At the origin of the concept lies the fact that many public distribution transformers, as currently rated, are underexploited. This has historical antecedents. Stringent rules on loss reduction, compactness, and absence of toxic substances prompted various technological innovations, including the use of highly conductive material for the windings, magnetic steel with reduced losses, thermally upgraded paper as a solid insulation, and the use of natural ester as a liquid insulation. As a result, sustainable peak load transformers can withstand higher temperatures in the windings, and consequently higher peak demand, without compromising unit reliability or lifetime. This potential is usually not exploited.

In the sustainable peak load transformer concept, the unit complies with the energy performance requirements for a transformer of its size (e.g. requirements for a 400 kVA unit), but is allowed to be subject to temporary peak load values that are higher than usual (e.g. peak loads up to 540 kVA).

A group of experts conducted a modelling exercise to assess the impact of selecting sustainable peak load units for all transformer replacements in public distribution networks in the EU, with the following findings:

  • The total annual energy losses of a sustainable peak load unit are similar to those of a conventional unit. This is due to the fact that the average loading in public distribution networks is low, resulting in a higher relative importance of no-load losses compared to load losses.
  • The material savings potential of sustainable peak load transformers is substantial, with reductions in total weight of 11 - 15%.
  • The purchase cost of a sustainable peak load transformer is comparable to that of a conventional transformer if all other parameters are kept the same.

Given these conclusions, widespread application of the sustainable peak load concept in EU public distribution networks is recommended.

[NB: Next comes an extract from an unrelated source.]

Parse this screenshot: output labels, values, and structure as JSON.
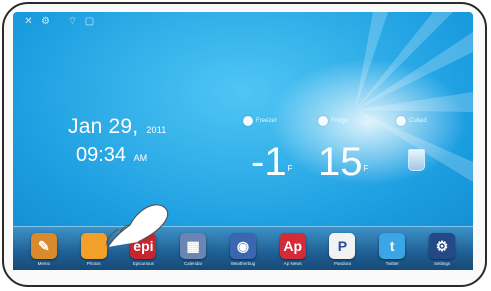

It would maximize both the energy efficiency and the material efficiency of public distribution transformers.

A major economic advantage of the sustainable peak load transformer is its compactness. Due to the transition away from fossil fuels, substantial growth in electricity consumption is expected in some sectors supplied by distribution networks. The sustainable peak load transformer provides the opportunity to upgrade transformer peak power while keeping the same unit dimensions, saving in installation costs. This will mean that such upgrades can be made at an earlier stage, making the distribution grid more robust.